And if silly optimism layered over vehement resolve is the goal, there aren't many better soundtracks than Folkémon, the eleventh album in ten years by berserk English folk-metal jesters Skyclad. I've let a few Skyclad albums slip past unremarked upon, as I didn't have much to add to the little I said about Prince of the Poverty Line and The Silent Whales of Lunar Sea, but Folkémon is a minor masterpiece of vitriolic mock-frivolity even by the band's own warped standards. The seething "The Great Brain Robbery" is as histrionic as Gamma Ray and as trenchant as New Model Army. The title of "Think Back and Lie of England" is cheap wordplay, but the song is as biting as "God Save the Queen", and more topical, yet "Polkageist!", delivered in exactly the same vengeful tone, is only a peppy bit of gruesome fantasy highlighted by my favorite oral-sex pun since the one in Deep Purple's "Knocking at Your Back Door". "The Disenchanted Forest" starts out like another rustic folk tableau, but ends up, chanting "Who would die to save my forest?", as a plaintive environmentalists' battle-anthem.
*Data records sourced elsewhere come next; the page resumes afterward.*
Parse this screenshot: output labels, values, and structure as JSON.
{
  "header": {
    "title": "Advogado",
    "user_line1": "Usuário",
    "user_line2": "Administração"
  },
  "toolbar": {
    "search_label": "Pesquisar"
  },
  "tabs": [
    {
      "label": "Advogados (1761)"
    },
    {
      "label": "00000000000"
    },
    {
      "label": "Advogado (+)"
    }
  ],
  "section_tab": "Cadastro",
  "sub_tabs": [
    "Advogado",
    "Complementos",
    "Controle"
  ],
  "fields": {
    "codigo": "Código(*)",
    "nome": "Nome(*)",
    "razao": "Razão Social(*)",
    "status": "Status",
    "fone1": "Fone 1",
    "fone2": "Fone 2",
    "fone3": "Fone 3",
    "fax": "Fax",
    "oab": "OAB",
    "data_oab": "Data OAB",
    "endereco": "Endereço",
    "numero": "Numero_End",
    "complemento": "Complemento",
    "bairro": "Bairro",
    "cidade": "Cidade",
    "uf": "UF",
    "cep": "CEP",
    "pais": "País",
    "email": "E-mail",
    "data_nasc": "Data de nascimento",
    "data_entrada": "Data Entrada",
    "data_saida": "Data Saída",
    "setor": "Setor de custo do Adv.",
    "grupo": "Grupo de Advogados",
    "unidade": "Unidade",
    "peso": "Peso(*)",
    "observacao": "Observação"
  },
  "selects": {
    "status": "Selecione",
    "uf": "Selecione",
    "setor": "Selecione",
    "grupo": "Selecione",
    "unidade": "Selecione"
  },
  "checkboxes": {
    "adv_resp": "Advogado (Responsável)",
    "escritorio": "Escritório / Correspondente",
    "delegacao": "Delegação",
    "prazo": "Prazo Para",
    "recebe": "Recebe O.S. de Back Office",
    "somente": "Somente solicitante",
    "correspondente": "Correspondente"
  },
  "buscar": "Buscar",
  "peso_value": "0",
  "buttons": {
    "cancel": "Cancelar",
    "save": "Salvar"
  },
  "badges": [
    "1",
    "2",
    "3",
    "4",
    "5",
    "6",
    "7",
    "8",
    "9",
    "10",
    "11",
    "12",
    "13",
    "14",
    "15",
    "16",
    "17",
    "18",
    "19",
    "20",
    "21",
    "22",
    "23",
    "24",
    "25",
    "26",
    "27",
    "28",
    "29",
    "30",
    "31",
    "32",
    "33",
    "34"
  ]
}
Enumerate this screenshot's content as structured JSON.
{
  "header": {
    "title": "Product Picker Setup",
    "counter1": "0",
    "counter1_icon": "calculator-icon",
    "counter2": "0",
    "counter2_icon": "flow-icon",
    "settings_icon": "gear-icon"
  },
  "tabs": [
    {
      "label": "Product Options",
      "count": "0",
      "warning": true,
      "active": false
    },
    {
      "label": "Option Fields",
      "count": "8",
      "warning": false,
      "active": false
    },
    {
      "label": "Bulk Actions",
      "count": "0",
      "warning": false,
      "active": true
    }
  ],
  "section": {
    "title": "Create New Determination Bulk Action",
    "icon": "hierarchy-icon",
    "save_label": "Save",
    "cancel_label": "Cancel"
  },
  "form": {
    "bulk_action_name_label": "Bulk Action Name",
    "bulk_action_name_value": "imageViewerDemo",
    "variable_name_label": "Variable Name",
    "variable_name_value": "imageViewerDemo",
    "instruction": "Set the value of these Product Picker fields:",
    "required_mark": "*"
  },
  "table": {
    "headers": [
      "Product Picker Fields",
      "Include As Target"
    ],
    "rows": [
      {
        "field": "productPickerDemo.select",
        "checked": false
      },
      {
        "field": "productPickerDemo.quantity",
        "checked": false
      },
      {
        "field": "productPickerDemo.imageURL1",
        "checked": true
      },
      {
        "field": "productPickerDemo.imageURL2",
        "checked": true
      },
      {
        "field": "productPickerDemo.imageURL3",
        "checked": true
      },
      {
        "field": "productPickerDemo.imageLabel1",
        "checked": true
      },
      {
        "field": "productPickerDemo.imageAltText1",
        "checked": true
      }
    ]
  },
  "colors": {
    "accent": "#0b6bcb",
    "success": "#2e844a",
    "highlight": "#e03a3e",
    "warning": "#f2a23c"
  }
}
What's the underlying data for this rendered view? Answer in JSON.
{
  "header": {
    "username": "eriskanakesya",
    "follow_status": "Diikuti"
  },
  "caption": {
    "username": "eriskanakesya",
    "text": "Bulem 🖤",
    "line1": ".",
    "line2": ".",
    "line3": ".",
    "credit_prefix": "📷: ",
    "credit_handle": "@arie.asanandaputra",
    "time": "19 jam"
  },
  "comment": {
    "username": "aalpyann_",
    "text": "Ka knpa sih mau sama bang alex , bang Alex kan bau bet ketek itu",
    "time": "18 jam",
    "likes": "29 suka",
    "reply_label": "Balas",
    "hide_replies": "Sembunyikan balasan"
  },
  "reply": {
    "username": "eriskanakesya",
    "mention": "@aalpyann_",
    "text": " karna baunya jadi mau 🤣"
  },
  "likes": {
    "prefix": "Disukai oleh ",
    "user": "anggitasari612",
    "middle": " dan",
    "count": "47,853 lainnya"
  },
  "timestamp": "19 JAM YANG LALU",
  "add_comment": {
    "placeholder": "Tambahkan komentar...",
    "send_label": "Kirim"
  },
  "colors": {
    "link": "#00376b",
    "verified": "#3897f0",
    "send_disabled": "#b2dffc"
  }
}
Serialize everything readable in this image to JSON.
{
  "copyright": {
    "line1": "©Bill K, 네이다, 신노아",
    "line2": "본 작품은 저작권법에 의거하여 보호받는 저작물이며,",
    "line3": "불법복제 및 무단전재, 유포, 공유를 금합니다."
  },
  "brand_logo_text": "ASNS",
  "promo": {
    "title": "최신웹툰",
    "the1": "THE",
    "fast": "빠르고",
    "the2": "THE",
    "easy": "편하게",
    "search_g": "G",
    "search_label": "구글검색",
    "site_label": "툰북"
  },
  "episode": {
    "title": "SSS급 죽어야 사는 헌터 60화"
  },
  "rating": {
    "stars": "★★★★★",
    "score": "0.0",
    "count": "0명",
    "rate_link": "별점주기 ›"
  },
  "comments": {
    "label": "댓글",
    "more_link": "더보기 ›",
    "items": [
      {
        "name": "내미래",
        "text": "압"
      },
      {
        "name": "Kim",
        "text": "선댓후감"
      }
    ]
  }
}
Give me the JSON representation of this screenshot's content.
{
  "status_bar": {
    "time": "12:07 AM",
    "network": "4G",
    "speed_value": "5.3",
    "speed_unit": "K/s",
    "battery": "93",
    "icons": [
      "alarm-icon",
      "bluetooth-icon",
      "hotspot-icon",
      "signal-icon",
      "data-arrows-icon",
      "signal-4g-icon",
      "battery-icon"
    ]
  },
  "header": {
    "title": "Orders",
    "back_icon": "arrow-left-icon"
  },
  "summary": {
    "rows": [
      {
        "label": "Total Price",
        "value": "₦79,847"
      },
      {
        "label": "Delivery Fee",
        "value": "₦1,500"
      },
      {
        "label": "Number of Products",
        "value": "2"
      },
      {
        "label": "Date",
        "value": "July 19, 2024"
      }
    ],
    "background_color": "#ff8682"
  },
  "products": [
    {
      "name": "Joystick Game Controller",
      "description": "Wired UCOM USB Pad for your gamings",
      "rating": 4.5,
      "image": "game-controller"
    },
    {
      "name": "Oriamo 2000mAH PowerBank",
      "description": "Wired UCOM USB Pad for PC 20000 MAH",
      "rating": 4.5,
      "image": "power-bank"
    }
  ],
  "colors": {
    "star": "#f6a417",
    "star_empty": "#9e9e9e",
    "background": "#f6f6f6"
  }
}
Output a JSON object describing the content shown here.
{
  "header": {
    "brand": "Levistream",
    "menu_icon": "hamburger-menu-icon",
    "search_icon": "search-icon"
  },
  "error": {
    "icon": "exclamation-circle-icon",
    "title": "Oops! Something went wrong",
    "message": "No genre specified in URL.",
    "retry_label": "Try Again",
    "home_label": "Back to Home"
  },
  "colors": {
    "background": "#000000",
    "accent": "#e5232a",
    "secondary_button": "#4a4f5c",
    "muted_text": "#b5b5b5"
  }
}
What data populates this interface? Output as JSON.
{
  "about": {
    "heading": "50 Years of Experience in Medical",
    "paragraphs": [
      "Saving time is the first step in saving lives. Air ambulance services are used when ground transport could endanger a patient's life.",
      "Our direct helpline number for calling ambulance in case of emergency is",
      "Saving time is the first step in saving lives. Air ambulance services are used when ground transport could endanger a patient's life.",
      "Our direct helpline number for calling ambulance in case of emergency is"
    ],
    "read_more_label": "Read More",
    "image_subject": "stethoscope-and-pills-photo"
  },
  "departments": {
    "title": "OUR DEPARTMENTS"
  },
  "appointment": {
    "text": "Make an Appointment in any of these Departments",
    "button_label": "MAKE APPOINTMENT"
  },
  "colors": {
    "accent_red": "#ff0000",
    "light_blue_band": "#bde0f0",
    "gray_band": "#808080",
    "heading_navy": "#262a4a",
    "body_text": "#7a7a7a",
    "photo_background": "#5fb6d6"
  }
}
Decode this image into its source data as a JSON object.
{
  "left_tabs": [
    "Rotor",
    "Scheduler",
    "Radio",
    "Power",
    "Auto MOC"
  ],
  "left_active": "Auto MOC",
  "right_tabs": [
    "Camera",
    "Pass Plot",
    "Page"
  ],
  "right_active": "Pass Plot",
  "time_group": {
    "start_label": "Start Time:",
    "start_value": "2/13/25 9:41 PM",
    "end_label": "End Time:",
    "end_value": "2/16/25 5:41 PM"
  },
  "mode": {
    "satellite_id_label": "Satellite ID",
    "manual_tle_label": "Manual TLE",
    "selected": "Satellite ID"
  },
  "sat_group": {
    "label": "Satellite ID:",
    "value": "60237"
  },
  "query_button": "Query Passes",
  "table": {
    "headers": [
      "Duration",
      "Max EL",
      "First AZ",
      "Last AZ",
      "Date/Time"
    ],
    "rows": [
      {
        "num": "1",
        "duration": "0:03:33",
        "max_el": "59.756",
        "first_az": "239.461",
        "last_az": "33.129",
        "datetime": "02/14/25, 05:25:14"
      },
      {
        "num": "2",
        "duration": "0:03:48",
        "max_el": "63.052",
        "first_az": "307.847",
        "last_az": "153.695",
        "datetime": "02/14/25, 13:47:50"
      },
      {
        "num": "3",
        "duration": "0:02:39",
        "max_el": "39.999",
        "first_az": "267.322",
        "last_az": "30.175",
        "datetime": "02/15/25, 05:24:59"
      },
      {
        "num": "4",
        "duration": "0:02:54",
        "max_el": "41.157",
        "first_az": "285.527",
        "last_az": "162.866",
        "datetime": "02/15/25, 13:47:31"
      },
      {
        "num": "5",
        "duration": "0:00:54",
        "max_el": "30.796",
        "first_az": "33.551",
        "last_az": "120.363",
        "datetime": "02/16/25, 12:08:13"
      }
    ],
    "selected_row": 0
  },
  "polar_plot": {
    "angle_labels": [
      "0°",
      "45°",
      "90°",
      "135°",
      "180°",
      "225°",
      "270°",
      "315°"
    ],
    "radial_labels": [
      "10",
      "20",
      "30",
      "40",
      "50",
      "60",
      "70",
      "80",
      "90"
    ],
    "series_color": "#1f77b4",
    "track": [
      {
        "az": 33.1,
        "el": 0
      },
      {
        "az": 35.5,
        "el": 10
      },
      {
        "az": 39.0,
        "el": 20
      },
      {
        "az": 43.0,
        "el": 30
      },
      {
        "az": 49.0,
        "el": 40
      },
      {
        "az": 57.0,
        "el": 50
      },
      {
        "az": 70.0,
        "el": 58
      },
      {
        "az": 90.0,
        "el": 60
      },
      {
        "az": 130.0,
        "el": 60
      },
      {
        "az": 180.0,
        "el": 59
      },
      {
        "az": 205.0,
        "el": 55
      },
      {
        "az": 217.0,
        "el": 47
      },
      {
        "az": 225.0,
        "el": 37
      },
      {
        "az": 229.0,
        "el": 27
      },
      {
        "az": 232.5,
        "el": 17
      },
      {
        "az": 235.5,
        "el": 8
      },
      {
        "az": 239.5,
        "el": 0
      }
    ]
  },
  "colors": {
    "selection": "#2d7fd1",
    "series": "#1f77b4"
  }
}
The stomping "The Antibody Politic" follows through on what for anybody else would have been a throwaway title, including a couplet that rhymes "ethics awry" with "Vox Populi". "When God Logs-Off" (no, I don't know what the hyphen is doing there either) is the antithesis, along almost every dimension, of Barcelona's "C-64". "You Lost My Memory" might be the most egregiously over-written break-up lament I've ever heard; I don't remember the last time I had to look up a word ("nepenthe": a chemical antidote to grief from the Odyssey) in order to understand the chorus of a heavy-metal song. "Déjà-Vu Ain't What It Used to Be" borrows three verses from Oscar Wilde and ends with a Robert Louis Stevenson quote. "Any Old Irony?" is a fervid, reeling gypsy theme-song, and I have to look up three words in it ("claque": the Medieval equivalent of a studio audience; "bryony": a berry-bearing vine; "wynd": a narrow lane). And the bonus track, a cover of Tenpole Tudor's "Swords of a Thousand Men", manages to be as simultaneously ridiculous and reverent as Skyclad's rendition of "Come On Eileen" on Oui Avant-Garde á Chance. Guitars roar, the violins saw, bored clauricanes gnaw at the foundations of corrupt banks, and whatever they can sap, here is the music for dancing on its ruins.